- **INSTRUCTIONS TO FOLLOW**:
Pick every line out of the entries below that has the string "this", and copy it.

(Records excerpted from a collection)
*** Block opens ***
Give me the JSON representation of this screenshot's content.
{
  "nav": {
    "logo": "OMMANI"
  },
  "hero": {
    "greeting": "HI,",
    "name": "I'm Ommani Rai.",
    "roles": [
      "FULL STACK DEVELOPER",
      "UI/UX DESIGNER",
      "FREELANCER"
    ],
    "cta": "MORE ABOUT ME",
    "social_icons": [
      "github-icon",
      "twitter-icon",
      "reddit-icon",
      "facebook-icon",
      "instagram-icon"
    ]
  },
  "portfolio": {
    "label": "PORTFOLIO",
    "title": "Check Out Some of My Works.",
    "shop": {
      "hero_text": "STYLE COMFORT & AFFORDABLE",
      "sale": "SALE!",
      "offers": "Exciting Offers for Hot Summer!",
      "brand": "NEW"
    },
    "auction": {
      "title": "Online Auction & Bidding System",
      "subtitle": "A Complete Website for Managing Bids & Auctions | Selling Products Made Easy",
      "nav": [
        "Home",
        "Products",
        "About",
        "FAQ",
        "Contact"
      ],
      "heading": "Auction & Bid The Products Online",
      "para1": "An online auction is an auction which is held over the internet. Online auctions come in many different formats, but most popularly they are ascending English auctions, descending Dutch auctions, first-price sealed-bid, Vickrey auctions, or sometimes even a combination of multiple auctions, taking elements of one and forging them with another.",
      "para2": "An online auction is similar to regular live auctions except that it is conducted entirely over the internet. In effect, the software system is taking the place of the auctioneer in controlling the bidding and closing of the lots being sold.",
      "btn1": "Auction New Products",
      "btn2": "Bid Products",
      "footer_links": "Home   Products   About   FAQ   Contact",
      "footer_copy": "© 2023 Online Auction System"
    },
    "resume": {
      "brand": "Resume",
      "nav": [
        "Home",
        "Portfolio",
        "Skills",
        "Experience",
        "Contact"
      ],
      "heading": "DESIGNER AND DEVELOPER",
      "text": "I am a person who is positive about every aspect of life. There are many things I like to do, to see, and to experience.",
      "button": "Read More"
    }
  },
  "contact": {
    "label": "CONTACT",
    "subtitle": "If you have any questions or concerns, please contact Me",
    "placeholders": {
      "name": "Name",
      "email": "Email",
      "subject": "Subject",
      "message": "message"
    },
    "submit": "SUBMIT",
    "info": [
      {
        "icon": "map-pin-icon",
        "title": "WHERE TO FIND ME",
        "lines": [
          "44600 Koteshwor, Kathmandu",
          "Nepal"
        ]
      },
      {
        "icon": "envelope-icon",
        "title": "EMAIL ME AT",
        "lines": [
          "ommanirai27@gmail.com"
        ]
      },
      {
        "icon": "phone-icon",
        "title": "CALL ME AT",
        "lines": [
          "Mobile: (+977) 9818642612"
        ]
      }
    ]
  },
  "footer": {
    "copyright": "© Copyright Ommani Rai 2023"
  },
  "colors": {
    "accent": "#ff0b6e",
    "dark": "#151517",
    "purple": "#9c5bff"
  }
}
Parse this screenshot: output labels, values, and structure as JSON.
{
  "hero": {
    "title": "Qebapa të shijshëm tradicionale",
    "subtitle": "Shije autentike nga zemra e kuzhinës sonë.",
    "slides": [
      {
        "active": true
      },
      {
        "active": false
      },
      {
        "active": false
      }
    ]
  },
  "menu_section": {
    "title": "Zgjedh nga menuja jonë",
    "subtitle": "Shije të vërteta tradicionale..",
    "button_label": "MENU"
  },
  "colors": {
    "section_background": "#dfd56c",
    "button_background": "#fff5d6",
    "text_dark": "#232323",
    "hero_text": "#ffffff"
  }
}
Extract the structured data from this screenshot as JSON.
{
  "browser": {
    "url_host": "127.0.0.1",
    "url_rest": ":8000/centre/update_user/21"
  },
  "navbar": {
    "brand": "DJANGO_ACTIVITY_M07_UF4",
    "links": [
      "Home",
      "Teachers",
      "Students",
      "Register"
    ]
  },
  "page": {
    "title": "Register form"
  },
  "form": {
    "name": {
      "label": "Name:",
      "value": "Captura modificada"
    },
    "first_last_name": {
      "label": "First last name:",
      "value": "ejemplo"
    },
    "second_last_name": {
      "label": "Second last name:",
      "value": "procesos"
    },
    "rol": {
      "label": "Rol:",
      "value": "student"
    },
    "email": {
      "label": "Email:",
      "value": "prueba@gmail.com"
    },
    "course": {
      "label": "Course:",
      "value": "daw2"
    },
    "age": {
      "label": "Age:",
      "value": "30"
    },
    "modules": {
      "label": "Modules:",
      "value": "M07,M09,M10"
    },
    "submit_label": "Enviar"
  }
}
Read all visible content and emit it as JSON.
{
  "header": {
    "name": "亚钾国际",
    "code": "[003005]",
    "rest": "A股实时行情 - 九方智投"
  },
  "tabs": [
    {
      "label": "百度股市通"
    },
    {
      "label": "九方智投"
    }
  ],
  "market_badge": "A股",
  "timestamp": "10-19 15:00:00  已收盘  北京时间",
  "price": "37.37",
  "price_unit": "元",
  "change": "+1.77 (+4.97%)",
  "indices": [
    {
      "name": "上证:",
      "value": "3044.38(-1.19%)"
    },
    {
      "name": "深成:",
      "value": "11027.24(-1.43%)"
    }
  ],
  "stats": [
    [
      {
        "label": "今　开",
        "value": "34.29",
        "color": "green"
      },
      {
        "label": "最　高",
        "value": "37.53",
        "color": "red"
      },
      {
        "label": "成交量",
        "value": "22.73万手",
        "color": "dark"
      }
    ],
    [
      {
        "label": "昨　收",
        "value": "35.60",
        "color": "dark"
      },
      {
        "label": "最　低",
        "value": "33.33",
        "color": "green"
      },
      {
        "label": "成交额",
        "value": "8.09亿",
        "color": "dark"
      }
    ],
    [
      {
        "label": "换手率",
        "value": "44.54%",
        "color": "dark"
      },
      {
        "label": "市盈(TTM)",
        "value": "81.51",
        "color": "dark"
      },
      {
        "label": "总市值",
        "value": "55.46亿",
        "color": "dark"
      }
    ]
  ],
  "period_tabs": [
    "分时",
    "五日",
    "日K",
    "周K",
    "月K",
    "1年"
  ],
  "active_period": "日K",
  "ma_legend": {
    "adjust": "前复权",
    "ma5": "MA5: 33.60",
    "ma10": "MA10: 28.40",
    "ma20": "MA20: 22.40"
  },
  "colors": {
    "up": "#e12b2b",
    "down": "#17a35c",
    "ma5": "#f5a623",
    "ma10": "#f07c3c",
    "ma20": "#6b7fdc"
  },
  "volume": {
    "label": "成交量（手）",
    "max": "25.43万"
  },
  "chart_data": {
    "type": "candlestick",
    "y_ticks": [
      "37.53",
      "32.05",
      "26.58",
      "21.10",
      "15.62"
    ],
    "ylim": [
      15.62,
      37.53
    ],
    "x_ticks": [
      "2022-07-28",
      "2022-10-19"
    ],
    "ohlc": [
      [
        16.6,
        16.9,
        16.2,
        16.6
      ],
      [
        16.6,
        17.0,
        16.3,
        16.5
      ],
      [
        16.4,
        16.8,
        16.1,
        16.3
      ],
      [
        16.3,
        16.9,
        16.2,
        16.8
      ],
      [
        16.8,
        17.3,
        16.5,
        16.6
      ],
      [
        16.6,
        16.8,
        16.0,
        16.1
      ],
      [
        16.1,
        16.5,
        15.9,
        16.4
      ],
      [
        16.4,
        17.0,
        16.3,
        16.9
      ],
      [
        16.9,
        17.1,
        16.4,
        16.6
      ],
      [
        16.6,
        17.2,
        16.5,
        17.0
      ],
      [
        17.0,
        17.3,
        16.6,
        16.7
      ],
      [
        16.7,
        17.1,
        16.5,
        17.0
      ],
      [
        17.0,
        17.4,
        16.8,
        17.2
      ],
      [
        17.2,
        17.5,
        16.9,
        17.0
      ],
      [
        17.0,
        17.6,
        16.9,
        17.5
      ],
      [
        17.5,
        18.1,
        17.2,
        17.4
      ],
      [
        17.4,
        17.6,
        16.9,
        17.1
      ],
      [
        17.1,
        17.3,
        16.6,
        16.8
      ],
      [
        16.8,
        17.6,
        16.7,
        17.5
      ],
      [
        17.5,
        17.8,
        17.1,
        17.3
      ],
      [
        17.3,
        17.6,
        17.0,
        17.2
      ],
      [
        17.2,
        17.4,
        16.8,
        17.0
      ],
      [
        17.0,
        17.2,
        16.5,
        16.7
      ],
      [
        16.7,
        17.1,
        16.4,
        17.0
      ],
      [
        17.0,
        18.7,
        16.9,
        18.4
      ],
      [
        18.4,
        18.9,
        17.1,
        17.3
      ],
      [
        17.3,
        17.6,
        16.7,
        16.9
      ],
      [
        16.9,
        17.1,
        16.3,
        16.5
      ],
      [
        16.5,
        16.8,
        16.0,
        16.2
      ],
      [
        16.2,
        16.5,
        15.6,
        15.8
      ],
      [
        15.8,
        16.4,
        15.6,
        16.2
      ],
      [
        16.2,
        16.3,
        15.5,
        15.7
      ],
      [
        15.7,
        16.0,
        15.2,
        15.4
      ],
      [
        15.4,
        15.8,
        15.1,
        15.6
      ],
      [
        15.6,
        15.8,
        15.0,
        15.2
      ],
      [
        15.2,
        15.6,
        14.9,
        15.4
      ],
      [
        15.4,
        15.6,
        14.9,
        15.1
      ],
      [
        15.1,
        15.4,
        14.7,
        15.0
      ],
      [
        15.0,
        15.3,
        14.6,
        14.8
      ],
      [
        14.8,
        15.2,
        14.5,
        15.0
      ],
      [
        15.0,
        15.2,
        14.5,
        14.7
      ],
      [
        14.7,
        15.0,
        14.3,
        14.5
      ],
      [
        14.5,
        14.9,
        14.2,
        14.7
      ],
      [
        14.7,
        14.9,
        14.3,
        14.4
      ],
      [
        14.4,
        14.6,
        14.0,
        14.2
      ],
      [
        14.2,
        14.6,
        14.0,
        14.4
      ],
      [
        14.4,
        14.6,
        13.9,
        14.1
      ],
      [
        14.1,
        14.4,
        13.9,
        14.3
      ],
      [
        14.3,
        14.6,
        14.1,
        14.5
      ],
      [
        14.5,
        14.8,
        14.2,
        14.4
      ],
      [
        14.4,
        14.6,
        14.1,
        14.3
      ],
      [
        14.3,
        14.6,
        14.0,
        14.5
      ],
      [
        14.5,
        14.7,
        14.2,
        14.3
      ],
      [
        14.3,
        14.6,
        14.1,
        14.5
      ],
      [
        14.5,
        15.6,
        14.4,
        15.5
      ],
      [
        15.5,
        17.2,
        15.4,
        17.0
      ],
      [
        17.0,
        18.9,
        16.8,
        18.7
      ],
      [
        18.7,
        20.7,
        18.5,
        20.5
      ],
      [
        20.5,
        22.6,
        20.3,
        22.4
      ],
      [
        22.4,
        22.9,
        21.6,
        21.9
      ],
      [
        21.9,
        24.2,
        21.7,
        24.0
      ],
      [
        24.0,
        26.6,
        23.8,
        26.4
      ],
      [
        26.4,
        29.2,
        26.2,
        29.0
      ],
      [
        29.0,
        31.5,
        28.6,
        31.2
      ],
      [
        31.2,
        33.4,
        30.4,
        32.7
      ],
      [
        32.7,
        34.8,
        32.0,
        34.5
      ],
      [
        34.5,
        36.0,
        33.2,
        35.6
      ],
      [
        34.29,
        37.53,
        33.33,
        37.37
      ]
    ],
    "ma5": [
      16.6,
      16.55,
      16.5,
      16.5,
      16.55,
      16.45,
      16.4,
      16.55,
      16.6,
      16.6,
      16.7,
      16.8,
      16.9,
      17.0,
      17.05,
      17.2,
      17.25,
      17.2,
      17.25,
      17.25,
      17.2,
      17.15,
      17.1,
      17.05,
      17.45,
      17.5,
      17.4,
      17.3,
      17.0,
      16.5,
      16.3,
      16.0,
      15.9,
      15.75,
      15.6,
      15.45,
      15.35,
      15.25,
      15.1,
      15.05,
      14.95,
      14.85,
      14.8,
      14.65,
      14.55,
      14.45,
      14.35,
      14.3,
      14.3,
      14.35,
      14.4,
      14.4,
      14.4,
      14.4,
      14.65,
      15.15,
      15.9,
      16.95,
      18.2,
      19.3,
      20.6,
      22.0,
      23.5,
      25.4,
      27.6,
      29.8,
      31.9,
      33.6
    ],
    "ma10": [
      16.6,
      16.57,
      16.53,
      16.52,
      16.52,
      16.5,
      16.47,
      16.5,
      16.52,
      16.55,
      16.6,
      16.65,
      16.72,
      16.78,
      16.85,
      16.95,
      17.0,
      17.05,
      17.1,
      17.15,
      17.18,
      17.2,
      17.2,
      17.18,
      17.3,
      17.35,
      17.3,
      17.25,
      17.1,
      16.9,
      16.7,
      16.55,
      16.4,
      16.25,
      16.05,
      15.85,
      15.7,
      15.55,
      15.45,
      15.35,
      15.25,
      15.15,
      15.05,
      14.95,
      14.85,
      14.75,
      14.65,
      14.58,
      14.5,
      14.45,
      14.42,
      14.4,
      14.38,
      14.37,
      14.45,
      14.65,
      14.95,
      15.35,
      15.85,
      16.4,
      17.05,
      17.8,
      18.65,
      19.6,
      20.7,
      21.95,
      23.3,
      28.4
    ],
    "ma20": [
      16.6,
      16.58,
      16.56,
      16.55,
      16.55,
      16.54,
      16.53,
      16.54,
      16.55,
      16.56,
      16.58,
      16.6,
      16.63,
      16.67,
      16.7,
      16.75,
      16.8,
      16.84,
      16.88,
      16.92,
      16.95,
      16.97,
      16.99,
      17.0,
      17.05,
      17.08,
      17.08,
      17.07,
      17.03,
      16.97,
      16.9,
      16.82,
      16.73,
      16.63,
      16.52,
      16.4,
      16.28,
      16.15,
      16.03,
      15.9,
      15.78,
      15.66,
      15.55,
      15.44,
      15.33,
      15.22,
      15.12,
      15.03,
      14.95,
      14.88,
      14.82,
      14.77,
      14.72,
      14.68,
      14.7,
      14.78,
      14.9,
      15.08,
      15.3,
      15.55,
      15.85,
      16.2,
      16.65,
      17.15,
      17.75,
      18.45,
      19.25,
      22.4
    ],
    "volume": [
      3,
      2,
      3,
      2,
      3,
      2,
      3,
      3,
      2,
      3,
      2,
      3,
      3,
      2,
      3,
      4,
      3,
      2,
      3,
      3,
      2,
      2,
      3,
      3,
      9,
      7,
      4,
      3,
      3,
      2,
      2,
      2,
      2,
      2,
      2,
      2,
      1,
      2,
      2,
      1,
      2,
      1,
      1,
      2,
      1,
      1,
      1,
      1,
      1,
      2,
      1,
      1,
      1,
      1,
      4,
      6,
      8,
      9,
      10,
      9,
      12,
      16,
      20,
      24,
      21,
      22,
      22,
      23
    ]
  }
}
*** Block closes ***
- **COMPLETED TASK**:
Give me the JSON representation of this screenshot's content.
Parse this screenshot: output labels, values, and structure as JSON.
Extract the structured data from this screenshot as JSON.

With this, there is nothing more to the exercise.